One of the world's most magnificent musical creations, Bach's Goldberg Variations was written for two-manual harpsichord. There are numerous recordings of this piece performed by harpsichordists and pianists. However, listeners have had no opportunities to hear side-by-side performances on both instruments by the same performer.
For a long time I entertained the idea of performing the work on both instruments during the same concert. In 2001, I had the rare opportunity to make my dream come true. Two complete performances of the Goldberg Variations -- one on harpsichord and another on piano, preceded by a lecture -- were presented to an overflowing house at Jessen Auditorium, University of Texas at Austin, where I teach. The response from the community, including my colleagues, was overwhelmingly enthusiastic. I was encouraged repeatedly to share this program with broader audiences, which brought me to a variety of stages in the USA and Europe.
This program was hailed as "one of the most refreshing and thought-provoking performances of this season" (Austin American-Statesman, Michael Huebner) and earned the prestigious Mount Everest Award given by the Austin Critics Table. MIchael Barnes, chief arts critic of the Austin American-Statesman at the time, ranked it as one of the top 10 arts events of 2001, calling it "unforgettable".
Later I made a studio recording I am offering to your attention now.
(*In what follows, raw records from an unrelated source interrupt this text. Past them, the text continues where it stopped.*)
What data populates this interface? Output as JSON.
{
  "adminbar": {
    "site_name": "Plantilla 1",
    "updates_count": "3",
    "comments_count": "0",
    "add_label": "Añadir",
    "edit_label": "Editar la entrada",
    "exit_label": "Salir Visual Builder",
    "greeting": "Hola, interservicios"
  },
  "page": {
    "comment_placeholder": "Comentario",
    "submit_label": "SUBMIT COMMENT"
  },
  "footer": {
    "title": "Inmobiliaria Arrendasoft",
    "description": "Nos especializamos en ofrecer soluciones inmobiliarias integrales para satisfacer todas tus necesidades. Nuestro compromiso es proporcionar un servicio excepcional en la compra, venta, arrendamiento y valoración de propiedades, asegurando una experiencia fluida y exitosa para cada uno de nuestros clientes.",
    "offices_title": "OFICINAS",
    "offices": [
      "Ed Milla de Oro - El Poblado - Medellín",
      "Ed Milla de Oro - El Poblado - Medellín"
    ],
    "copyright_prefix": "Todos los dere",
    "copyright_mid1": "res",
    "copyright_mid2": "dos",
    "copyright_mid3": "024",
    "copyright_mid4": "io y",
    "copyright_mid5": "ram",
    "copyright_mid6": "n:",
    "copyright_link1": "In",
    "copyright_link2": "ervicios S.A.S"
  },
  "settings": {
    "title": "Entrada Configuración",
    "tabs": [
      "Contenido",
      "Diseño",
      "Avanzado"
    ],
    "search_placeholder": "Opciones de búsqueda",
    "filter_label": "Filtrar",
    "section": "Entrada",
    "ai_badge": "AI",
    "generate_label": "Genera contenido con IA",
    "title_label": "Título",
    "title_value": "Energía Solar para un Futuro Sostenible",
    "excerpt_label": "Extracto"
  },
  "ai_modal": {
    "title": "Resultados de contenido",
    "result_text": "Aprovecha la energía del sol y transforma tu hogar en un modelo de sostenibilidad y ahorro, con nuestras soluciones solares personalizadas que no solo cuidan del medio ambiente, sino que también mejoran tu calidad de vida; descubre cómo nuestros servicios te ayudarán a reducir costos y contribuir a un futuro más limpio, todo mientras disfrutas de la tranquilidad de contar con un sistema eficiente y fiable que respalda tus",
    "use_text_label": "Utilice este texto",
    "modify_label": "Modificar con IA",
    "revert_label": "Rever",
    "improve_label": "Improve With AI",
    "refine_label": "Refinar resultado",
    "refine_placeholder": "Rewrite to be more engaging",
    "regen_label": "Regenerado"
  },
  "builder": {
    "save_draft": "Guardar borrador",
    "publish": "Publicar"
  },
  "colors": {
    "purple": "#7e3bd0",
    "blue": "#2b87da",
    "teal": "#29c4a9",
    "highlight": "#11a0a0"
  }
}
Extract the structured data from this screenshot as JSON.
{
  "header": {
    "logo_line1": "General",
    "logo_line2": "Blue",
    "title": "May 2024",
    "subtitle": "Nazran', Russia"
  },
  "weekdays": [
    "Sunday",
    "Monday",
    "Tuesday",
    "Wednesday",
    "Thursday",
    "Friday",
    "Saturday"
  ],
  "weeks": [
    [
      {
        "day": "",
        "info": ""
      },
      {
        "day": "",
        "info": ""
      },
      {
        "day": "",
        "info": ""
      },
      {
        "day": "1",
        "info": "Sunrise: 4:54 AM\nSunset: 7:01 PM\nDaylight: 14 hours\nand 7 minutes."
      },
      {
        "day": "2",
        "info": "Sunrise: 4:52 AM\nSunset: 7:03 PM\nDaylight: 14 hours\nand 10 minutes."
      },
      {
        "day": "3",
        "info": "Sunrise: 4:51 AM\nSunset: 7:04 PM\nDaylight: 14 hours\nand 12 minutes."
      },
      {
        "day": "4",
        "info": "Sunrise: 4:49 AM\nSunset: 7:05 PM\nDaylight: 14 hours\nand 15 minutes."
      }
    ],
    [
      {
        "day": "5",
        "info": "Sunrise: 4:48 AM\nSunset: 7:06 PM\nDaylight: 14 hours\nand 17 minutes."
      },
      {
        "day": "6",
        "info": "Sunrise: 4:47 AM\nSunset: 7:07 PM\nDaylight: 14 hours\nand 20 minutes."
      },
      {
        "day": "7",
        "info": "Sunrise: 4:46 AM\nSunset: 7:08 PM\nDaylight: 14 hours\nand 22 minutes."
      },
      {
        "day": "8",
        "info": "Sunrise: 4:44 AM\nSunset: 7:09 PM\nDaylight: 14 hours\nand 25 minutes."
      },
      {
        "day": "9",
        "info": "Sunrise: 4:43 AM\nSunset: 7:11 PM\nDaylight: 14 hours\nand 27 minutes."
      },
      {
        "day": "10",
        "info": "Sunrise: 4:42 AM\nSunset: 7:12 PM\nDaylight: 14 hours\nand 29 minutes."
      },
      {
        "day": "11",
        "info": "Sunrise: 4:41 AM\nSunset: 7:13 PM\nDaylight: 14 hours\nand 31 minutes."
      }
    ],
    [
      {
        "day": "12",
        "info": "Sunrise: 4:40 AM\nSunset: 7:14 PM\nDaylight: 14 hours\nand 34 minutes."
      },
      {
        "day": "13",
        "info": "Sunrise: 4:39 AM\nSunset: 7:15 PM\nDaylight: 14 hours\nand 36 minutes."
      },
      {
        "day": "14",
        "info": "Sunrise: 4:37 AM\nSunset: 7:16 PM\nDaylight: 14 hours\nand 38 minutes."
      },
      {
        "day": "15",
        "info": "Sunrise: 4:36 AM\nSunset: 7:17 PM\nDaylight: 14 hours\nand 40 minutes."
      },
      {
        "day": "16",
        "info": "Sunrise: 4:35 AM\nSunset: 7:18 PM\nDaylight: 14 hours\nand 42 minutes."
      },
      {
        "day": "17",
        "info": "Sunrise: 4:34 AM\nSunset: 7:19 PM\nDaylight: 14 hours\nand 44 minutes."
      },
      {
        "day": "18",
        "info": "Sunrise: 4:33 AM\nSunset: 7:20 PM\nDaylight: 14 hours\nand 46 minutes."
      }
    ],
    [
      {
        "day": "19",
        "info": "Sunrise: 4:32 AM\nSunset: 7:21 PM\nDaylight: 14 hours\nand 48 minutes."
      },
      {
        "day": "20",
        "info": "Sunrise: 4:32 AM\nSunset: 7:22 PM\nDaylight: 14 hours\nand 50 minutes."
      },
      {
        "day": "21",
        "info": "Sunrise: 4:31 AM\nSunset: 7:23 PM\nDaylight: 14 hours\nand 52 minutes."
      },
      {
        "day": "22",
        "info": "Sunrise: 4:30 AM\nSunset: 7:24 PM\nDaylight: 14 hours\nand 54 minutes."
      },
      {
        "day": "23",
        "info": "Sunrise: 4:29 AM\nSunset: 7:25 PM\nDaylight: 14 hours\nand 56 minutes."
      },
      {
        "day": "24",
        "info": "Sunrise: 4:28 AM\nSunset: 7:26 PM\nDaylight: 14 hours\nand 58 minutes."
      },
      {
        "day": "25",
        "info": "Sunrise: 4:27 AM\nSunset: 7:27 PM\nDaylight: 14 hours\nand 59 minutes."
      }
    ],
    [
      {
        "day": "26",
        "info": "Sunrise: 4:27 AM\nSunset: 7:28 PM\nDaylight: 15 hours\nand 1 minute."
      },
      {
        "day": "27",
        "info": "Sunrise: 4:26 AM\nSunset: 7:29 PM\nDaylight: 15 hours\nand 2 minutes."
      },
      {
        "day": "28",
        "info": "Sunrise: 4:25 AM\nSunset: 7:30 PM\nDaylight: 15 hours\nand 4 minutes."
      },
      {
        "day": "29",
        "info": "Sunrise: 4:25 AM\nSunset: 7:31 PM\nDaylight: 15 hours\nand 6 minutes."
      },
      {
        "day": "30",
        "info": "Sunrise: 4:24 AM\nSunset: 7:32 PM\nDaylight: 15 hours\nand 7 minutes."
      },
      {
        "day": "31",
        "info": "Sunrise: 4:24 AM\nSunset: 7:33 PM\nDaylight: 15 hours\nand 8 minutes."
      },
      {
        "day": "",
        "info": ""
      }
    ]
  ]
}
The set of two CDs includes two complete performances, one on harpsichord and another on piano.
This DVD contains an introductory talk, a demonstration of selected variations on harpsichord and piano side by side, and two complete performances on each instrument accompanied by a display of the score. It addresses the history of this piece's creation, the legend attached to it, and an analysis of its architecture. It also allows for a comparison of the expressiveness of both harpsichord and a piano as played by one performer. The rhythmical energy and linear clarity of the harpsichord is contrasted with the lyrical warmth and dynamic flexibility of the modern piano, allowing new insights into the most sensitive issues regarding interpretation of Bach's keyboard music, such as the intricacies of counterpoint, dynamics, articulation, pedaling, and tempi.
Performing this piece on harpsichord built as a replica of those typical for Baroque time allows a priceless glimpse into Bach's world. How would he play it? How would he shape the phrases on an instrument that does not respond to dynamics we are so used to on the piano? How would he employ articulation combining various degrees of legato and non legato for clarity and expressiveness? How would he use two keyboards and various registers for balance and colors? The harpsichord itself leads to many answers.
Bringing this music to modern piano sheds new life to the interpretive possibilities. To what degree will I use dynamics and pedaling? How will I utilize longer decay of the sound for the benefits of counterpoint?
I found these challenges marvelously stimulating. Aiming for the best possible musical result, regardless of the instrument, taught me to be fully aware of the endless possibilities this music offers.
I hope that listeners will not compare the two performances to decide which instrument is "better". It is my desire to provide a unique opportunity to explore the expressiveness of each instrument as played by one performer.